3 February 2010 (Last Updated February 3rd, 2010 18:30)

Indira Gandhi International Airport in Delhi, India, will begin trial of full body scanners from May this year. The trials will provide the Bureau of Civil Aviation Security a constructive insight into the functioning of the equipment.
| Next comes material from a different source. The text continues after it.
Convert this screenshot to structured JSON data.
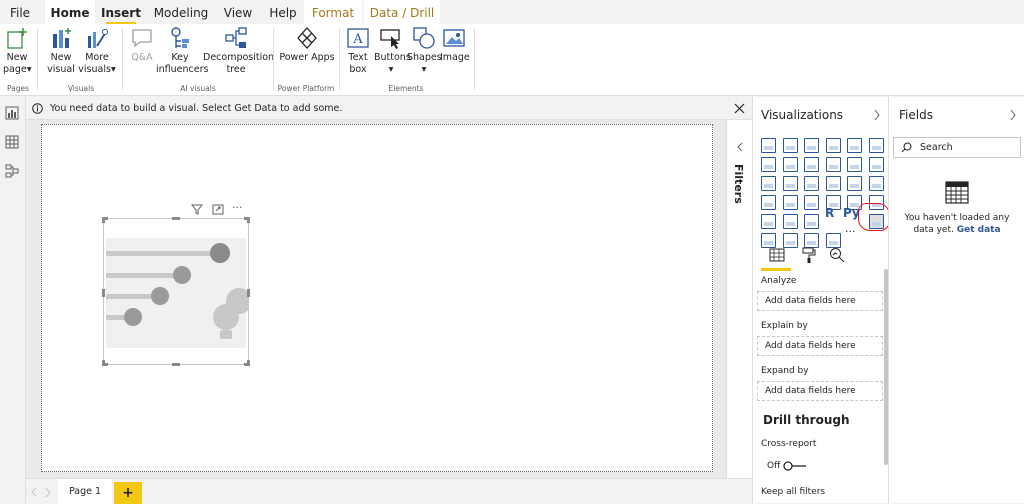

Airport officials said the scanners would

Indira Gandhi International Airport in Delhi, India, will begin trial of full body scanners from May this year.

The trials will provide the Bureau of Civil Aviation Security a constructive insight into the functioning of the equipment.

Airport officials said the scanners would not compromise passenger privacy as images taken by the scanner would be converted to a graphic.

The airport has not yet signed a contract for supply of the equipment, but is expected to reach a decision by the end of the Commonwealth Games in October.

The Indian Government said that around 125-200 full body scanners would be required for Delhi and Mumbai, estimated to cost between Rs8m and Rs10m each ($160,000 to $200,000).

Existing security checks involve pat-down searches, door frame metal detectors and hand-held device scans that can detect metals.

Non-metallic objects cannot be detected by these devices like the one carried by the Nigerian passenger Umar Farouk Abdulmutallab who allegedly tried to blow up a US-bound plane on Christmas Day.

The airport authorities also plan to issue biometric identification cards with tamper-proof features to all ground staff and airline officials from March at an estimated cost of Rs10m ($217,010).